I’ve been working on a single, simple (ha) post for the past three days. This hunt makes me feel a bit like Theseus in the maze, playing out a thread behind him so he’d be able to find his way back—except it seems sometimes that the thread has broken, and I’ll be lost in cyberspace forever, adrift like the unfortunate astronaut in 2001, A Space Odyssey, when the wayward computer Hal snapped his umbilical cord leading back to the mother ship. (A bit of a mixed analogy there. Sorry.)
The topic of the moment is “inert” ingredients in pesticides—you know, the ones that aren’t active. When I try to trace the citations in a paper by Caroline Cox and Michael Surgan (“Unidentified Inert Ingredients in Pesticides: Implications for Human and Environmental Health” –with a name like that it had better be true, because it sure ain’t beautiful.) I find that those sections in the Electronic Code of Federal Regulations are either “reserved” (which apparently means unavailable, censored, you know, the old need-to-know-basis thing) or simply missing—absent, gone, etc.
This hunt stems from some of the work I did for the infamous organic lawn article. In the course of writing that, I set out to check a number of what I’ll call “green rumors”: things that you’ll hear over and over about the dangers of pesticides, but that I’d never seen documented. I’d heard, for instance, that it’s not the active ingredient in Roundup that’s dangerous, but the inerts; I’d heard that “inert” ingredients in pesticides are not necessarily inert; I’d heard, of course, that pesticides are dangerous to our health, that many have never been tested by the EPA, that they are sold in products in untested combinations, and that the EPA relies on testing conducted by the manufacturers. Here’s the low-down: every one of these green rumors that I’ve traced to a clear, solid source in EPA documents or in university studies turns out to be true.

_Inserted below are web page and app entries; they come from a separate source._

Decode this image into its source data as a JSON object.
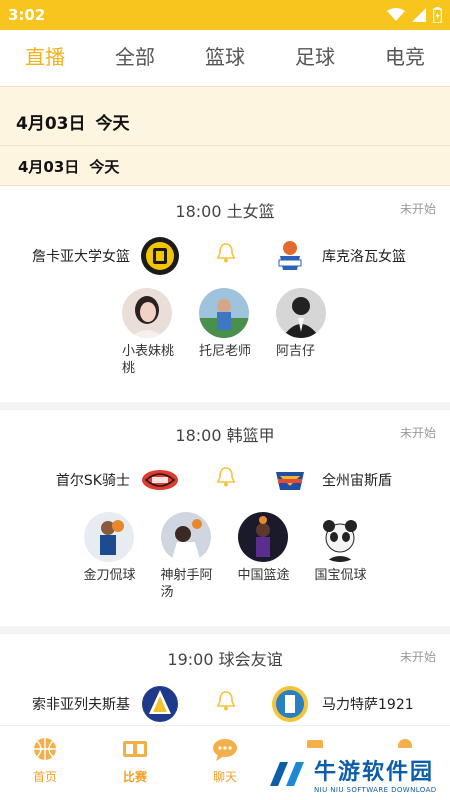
{
  "status": {
    "time": "3:02"
  },
  "tabs": [
    "直播",
    "全部",
    "篮球",
    "足球",
    "电竞"
  ],
  "date_header": {
    "date": "4月03日",
    "label": "今天"
  },
  "date_sub": {
    "date": "4月03日",
    "label": "今天"
  },
  "matches": [
    {
      "time_league": "18:00  土女篮",
      "status": "未开始",
      "home": "詹卡亚大学女篮",
      "away": "库克洛瓦女篮",
      "anchors": [
        "小表妹桃桃",
        "托尼老师",
        "阿吉仔"
      ]
    },
    {
      "time_league": "18:00  韩篮甲",
      "status": "未开始",
      "home": "首尔SK骑士",
      "away": "全州宙斯盾",
      "anchors": [
        "金刀侃球",
        "神射手阿汤",
        "中国篮途",
        "国宝侃球"
      ]
    },
    {
      "time_league": "19:00  球会友谊",
      "status": "未开始",
      "home": "索非亚列夫斯基",
      "away": "马力特萨1921",
      "anchors": []
    }
  ],
  "bottom_nav": [
    "首页",
    "比赛",
    "聊天"
  ],
  "watermark": {
    "cn": "牛游软件园",
    "en": "NIU NIU SOFTWARE DOWNLOAD"
  },
  "colors": {
    "accent": "#f2b21c",
    "status_bar": "#f7c51e",
    "date_bg": "#fdf5e0"
  }
}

But I’m still on the hunt, and the quarry, it seems, is growing more elusive. Wish me luck; it looks like I’ll need it.
The picture shows West Brook Fjord in Newfoundland's Gros Morne Park.